There’s an interesting analysis at VentureBeat hypothesizing that Google Checkout is to blame for poor Droid App sales. My theory on why Droid users aren’t purchasing apps is because we (I have an HTC Droid Eris) are simply not trained to spend money on things the way iPhone users are. While there are a lot of things that can be done to improve the overall Droid Market experience (this warrants it’s own post), I think it’s more of a cultural issue. Google has trained us all so well to expect everything to be free, that I think this culture extends to the Droid experience.
First, let’s take the opposite perspective, and start with the iPhone. The iPhone operates in many ways as an extension of the iTunes/iPod experience. iPod owners have been trained for years to expect to spend $0.99 per “thing”. It’s actually quite amazing how much Apple has changed the value of a dollar (much as Starbucks has changed the value of three dollars by equating it with a latte). As users became accustomed to getting something for a buck, the App Store simply ushered in a new category of what you can get for a buck. This is actually bad for pretty much everyone in every established industry (especially gaming), and I think has created a highly unsustainable economic model (again, a topic for another post, but in a nutshell think “the visible hand” forcing in the price of a dollar). At the end of the day, the model on the iPhone app store has an average price set at $.99, and free is not the “Default” way of getting an app out.

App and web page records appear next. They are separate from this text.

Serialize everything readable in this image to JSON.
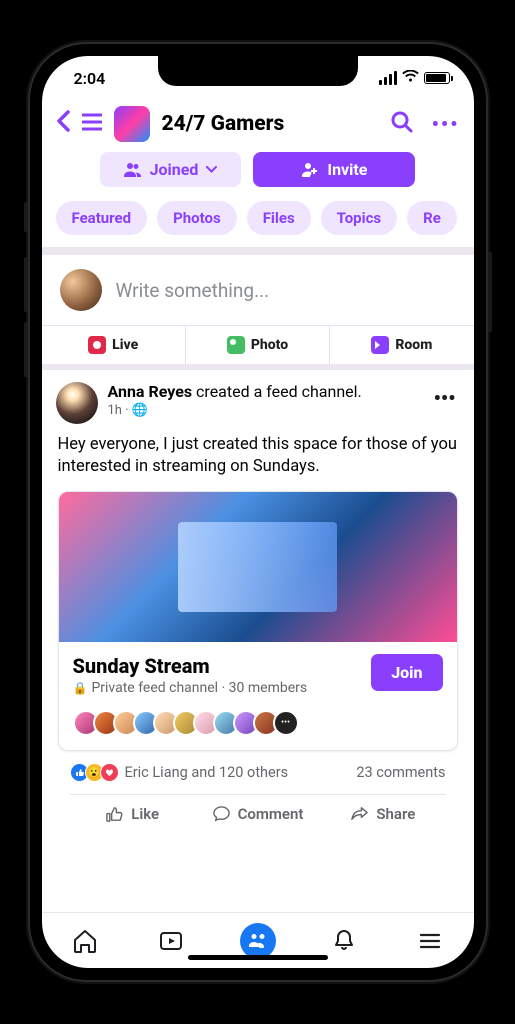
{
  "status": {
    "time": "2:04"
  },
  "header": {
    "group_name": "24/7 Gamers"
  },
  "actions": {
    "joined": "Joined",
    "invite": "Invite"
  },
  "tabs": [
    "Featured",
    "Photos",
    "Files",
    "Topics",
    "Re"
  ],
  "composer": {
    "placeholder": "Write something...",
    "live": "Live",
    "photo": "Photo",
    "room": "Room"
  },
  "post": {
    "author": "Anna Reyes",
    "action_text": " created a feed channel.",
    "time": "1h",
    "privacy": "Public",
    "body": "Hey everyone, I just created this space for those of you interested in streaming on Sundays.",
    "channel": {
      "title": "Sunday Stream",
      "subtitle": "Private feed channel · 30 members",
      "join": "Join"
    },
    "reactions_text": "Eric Liang and 120 others",
    "comments": "23 comments",
    "like": "Like",
    "comment": "Comment",
    "share": "Share"
  }
}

For a second example, I’ll point to all the dumbphones out there. People spend literally billions of dollars with add-ons to these phones. These come in the form of ringtones, ring-back tones, wallpapers, and yes, Apps. On my old Samsung Alias I had purchased several games (including the worst version of Stratego I’ve ever seen), and none of them were a mere $0.99. Why? First, there’s a walled garden of content, the carriers highly control what apps get to what phones, and for how much. Second, the carriers are taking a huge piece of that action, so they are highly incentivized to not let apps get cheap. This model is equally unsustainable, as supply is highly regulated and with unregulated options (Droid, iPhone, etc) now on the market, consumers will opt for those alternatives that have both better performance and cheaper apps.
Now, more poignantly, taking a specific look at the Android Market. The user interface is terrible. Searching sucks (especially considering it’s powered by Google of all people!). There’s no control whatsoever as to which apps get in. Apps are known to crash your phone. Further, there’s only a fraction of “big name” publishers involved. There’s no clarity as to how you actually buy something. And with the fracturing of Android as a platform, not all apps are even guaranteed to run on a given phone! It’s as if the entire experience was “in beta”, only nobody’s overseeing the process.

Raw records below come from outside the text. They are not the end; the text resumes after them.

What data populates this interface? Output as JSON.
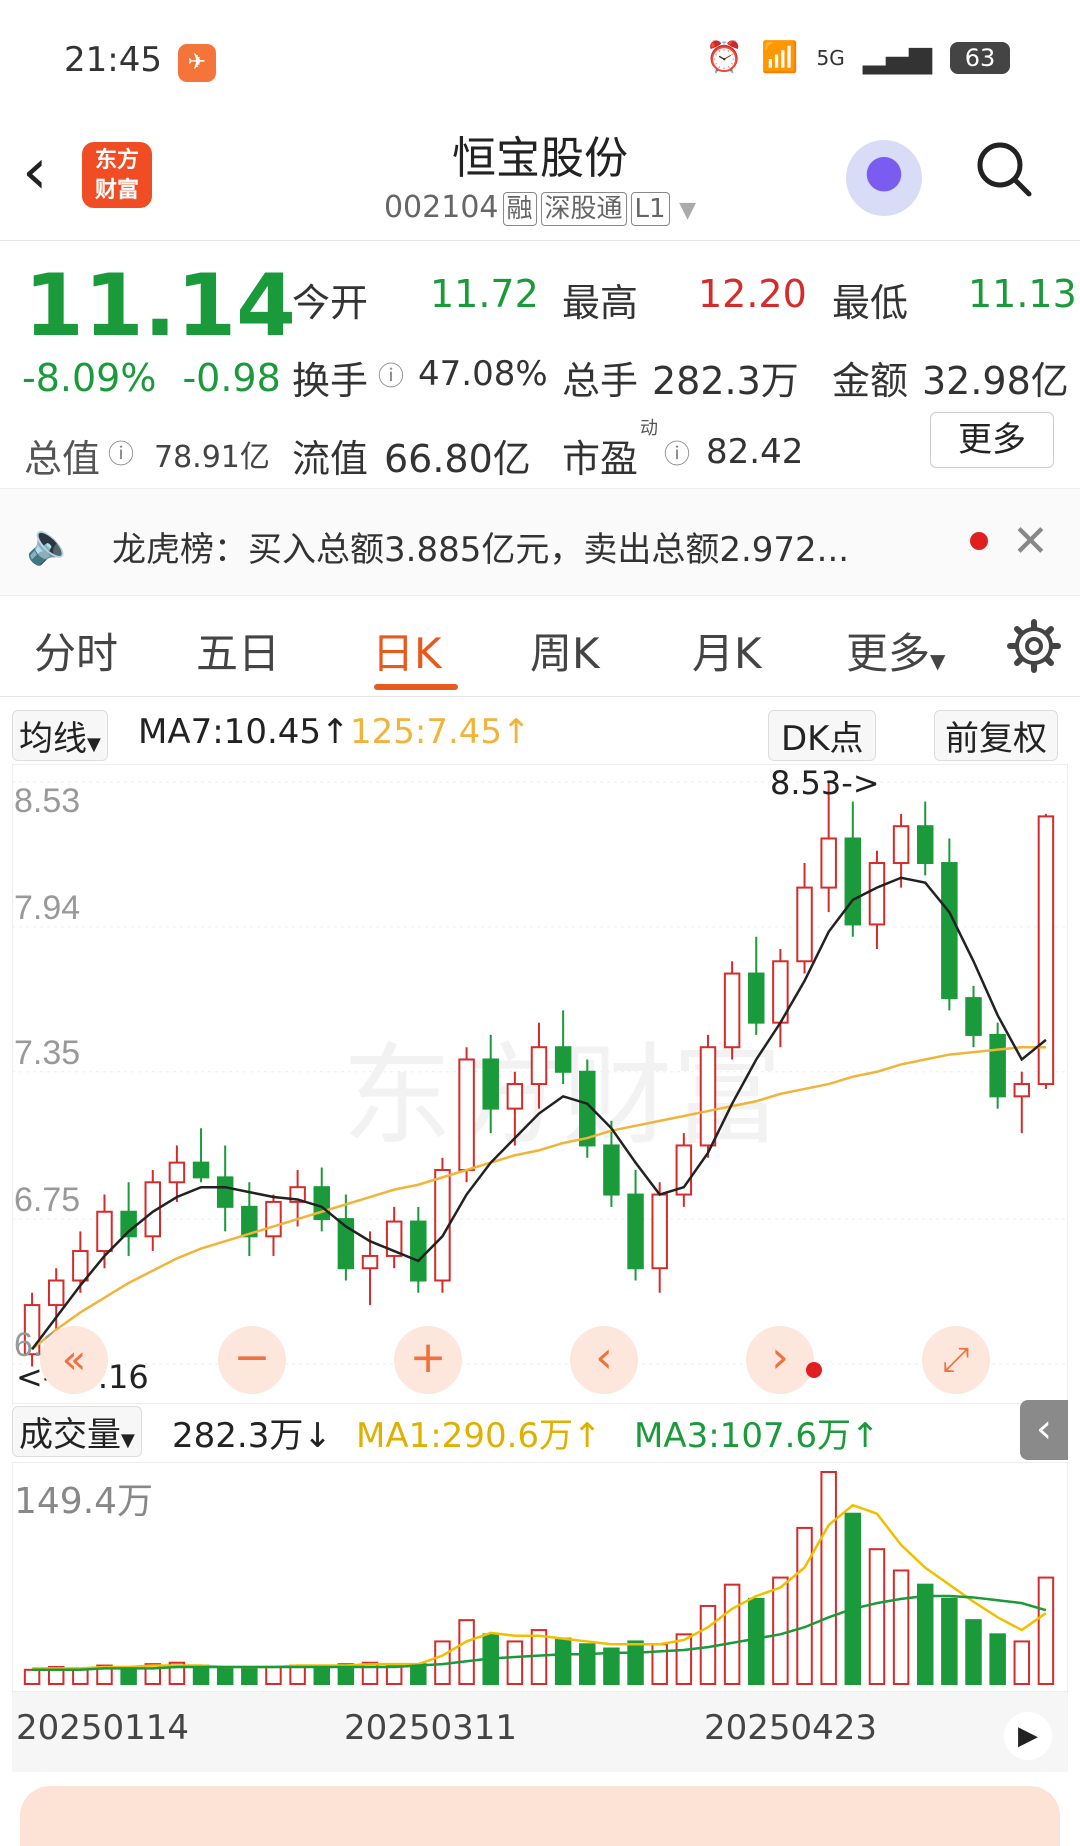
{
  "status": {
    "time": "21:45",
    "battery": "63",
    "signal": "5G"
  },
  "header": {
    "title": "恒宝股份",
    "code": "002104",
    "tags": [
      "融",
      "深股通",
      "L1"
    ]
  },
  "quote": {
    "price": "11.14",
    "pct": "-8.09%",
    "chg": "-0.98",
    "rows": [
      [
        {
          "label": "今开",
          "value": "11.72",
          "color": "green"
        },
        {
          "label": "最高",
          "value": "12.20",
          "color": "red"
        },
        {
          "label": "最低",
          "value": "11.13",
          "color": "green"
        }
      ],
      [
        {
          "label": "换手",
          "value": "47.08%",
          "color": "dark"
        },
        {
          "label": "总手",
          "value": "282.3万",
          "color": "dark"
        },
        {
          "label": "金额",
          "value": "32.98亿",
          "color": "dark"
        }
      ],
      [
        {
          "label": "流值",
          "value": "66.80亿",
          "color": "dark"
        },
        {
          "label": "市盈",
          "value": "82.42",
          "color": "dark"
        }
      ]
    ],
    "total_label": "总值",
    "total_value": "78.91亿",
    "pe_sup": "动",
    "more": "更多"
  },
  "banner": {
    "text": "龙虎榜：买入总额3.885亿元，卖出总额2.972..."
  },
  "tabs": {
    "items": [
      "分时",
      "五日",
      "日K",
      "周K",
      "月K",
      "更多"
    ],
    "active": 2
  },
  "kline": {
    "ma_select": "均线",
    "ma7": "MA7:10.45↑",
    "ma125": "125:7.45↑",
    "dk": "DK点",
    "adjust": "前复权",
    "y_labels": [
      "8.53",
      "7.94",
      "7.35",
      "6.75",
      "6.16"
    ],
    "high_note": "8.53->",
    "low_note": "<---6.16"
  },
  "volume": {
    "select": "成交量",
    "value": "282.3万↓",
    "ma1": "MA1:290.6万↑",
    "ma3": "MA3:107.6万↑",
    "max_label": "149.4万"
  },
  "x_labels": [
    "20250114",
    "20250311",
    "20250423"
  ],
  "colors": {
    "up": "#d62b2b",
    "down": "#1a9a3a",
    "ma7": "#222222",
    "ma125": "#f0b43a",
    "vma1": "#f0c000",
    "vma3": "#1a9a3a"
  },
  "chart_data": {
    "type": "candlestick",
    "candles": [
      [
        6.2,
        6.45,
        6.15,
        6.4
      ],
      [
        6.4,
        6.55,
        6.3,
        6.5
      ],
      [
        6.5,
        6.7,
        6.45,
        6.62
      ],
      [
        6.62,
        6.85,
        6.55,
        6.78
      ],
      [
        6.78,
        6.9,
        6.6,
        6.68
      ],
      [
        6.68,
        6.95,
        6.62,
        6.9
      ],
      [
        6.9,
        7.05,
        6.82,
        6.98
      ],
      [
        6.98,
        7.12,
        6.9,
        6.92
      ],
      [
        6.92,
        7.05,
        6.7,
        6.8
      ],
      [
        6.8,
        6.9,
        6.6,
        6.68
      ],
      [
        6.68,
        6.85,
        6.6,
        6.82
      ],
      [
        6.82,
        6.95,
        6.72,
        6.88
      ],
      [
        6.88,
        6.96,
        6.7,
        6.75
      ],
      [
        6.75,
        6.85,
        6.5,
        6.55
      ],
      [
        6.55,
        6.7,
        6.4,
        6.6
      ],
      [
        6.6,
        6.8,
        6.55,
        6.74
      ],
      [
        6.74,
        6.8,
        6.45,
        6.5
      ],
      [
        6.5,
        7.0,
        6.45,
        6.95
      ],
      [
        6.95,
        7.45,
        6.9,
        7.4
      ],
      [
        7.4,
        7.5,
        7.1,
        7.2
      ],
      [
        7.2,
        7.35,
        7.05,
        7.3
      ],
      [
        7.3,
        7.55,
        7.2,
        7.45
      ],
      [
        7.45,
        7.6,
        7.3,
        7.35
      ],
      [
        7.35,
        7.4,
        7.0,
        7.05
      ],
      [
        7.05,
        7.15,
        6.8,
        6.85
      ],
      [
        6.85,
        6.95,
        6.5,
        6.55
      ],
      [
        6.55,
        6.9,
        6.45,
        6.85
      ],
      [
        6.85,
        7.1,
        6.8,
        7.05
      ],
      [
        7.05,
        7.5,
        7.0,
        7.45
      ],
      [
        7.45,
        7.8,
        7.4,
        7.75
      ],
      [
        7.75,
        7.9,
        7.5,
        7.55
      ],
      [
        7.55,
        7.85,
        7.45,
        7.8
      ],
      [
        7.8,
        8.2,
        7.75,
        8.1
      ],
      [
        8.1,
        8.53,
        8.0,
        8.3
      ],
      [
        8.3,
        8.45,
        7.9,
        7.95
      ],
      [
        7.95,
        8.25,
        7.85,
        8.2
      ],
      [
        8.2,
        8.4,
        8.1,
        8.35
      ],
      [
        8.35,
        8.45,
        8.15,
        8.2
      ],
      [
        8.2,
        8.3,
        7.6,
        7.65
      ],
      [
        7.65,
        7.7,
        7.45,
        7.5
      ],
      [
        7.5,
        7.55,
        7.2,
        7.25
      ],
      [
        7.25,
        7.35,
        7.1,
        7.3
      ],
      [
        7.3,
        8.4,
        7.28,
        8.39
      ]
    ],
    "ma7": [
      6.22,
      6.35,
      6.48,
      6.6,
      6.7,
      6.78,
      6.84,
      6.88,
      6.88,
      6.86,
      6.84,
      6.83,
      6.8,
      6.72,
      6.66,
      6.62,
      6.58,
      6.68,
      6.85,
      6.98,
      7.08,
      7.18,
      7.25,
      7.22,
      7.12,
      6.98,
      6.85,
      6.88,
      7.02,
      7.22,
      7.4,
      7.55,
      7.72,
      7.92,
      8.05,
      8.1,
      8.14,
      8.12,
      8.0,
      7.8,
      7.58,
      7.4,
      7.48
    ],
    "ma125": [
      6.22,
      6.3,
      6.37,
      6.43,
      6.49,
      6.54,
      6.59,
      6.63,
      6.66,
      6.69,
      6.72,
      6.75,
      6.78,
      6.81,
      6.84,
      6.87,
      6.89,
      6.92,
      6.95,
      6.98,
      7.01,
      7.03,
      7.06,
      7.08,
      7.11,
      7.13,
      7.15,
      7.17,
      7.19,
      7.21,
      7.23,
      7.26,
      7.28,
      7.3,
      7.33,
      7.35,
      7.38,
      7.4,
      7.42,
      7.43,
      7.44,
      7.45,
      7.45
    ],
    "volume": [
      10,
      12,
      11,
      13,
      12,
      14,
      15,
      13,
      12,
      11,
      12,
      13,
      12,
      14,
      15,
      13,
      14,
      30,
      45,
      35,
      30,
      38,
      32,
      28,
      25,
      30,
      28,
      35,
      55,
      70,
      60,
      75,
      110,
      149.4,
      120,
      95,
      80,
      70,
      60,
      45,
      35,
      30,
      75
    ],
    "vma1": [
      11,
      11,
      11,
      12,
      12,
      13,
      13,
      13,
      12,
      12,
      12,
      13,
      13,
      13,
      14,
      14,
      14,
      20,
      30,
      36,
      34,
      34,
      32,
      30,
      28,
      28,
      28,
      31,
      40,
      53,
      62,
      68,
      82,
      112,
      126,
      120,
      98,
      82,
      70,
      58,
      47,
      38,
      50
    ],
    "vma3": [
      10,
      10,
      10,
      11,
      11,
      11,
      12,
      12,
      12,
      12,
      12,
      12,
      12,
      12,
      12,
      12,
      13,
      14,
      16,
      18,
      19,
      20,
      21,
      21,
      22,
      22,
      23,
      24,
      26,
      29,
      32,
      35,
      40,
      47,
      53,
      57,
      60,
      62,
      62,
      61,
      59,
      57,
      52
    ],
    "ylim": [
      6.16,
      8.53
    ],
    "vmax": 149.4
  }
}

So now onto Google and Free Stuff. On the Internet, most things are free. Even really really good things, like real-time traffic maps, multiplayer gaming, web site traffic statistics and analysis, email, etc. While I view companies such as Yahoo and Wired as the pioneers in delivering consumers free things that they really ought to have paid for, Google is the all time world champion at making valuable things valueless. So what happens when Team Free delivers a phone with an App Store? It becomes the Free App Store.
Now I trust that you don’t exactly need to be Michelangelo to paint the above picture. Combine the backlash against the appearance of “unjust” economics around paid-for models with the poor experience of buying an app (which may or may not work) with a huge proponent of making everything free, and you’ve got the Droid Market as it stands today. And I don’t see any “big picture” stuff that’s going to change this anytime soon.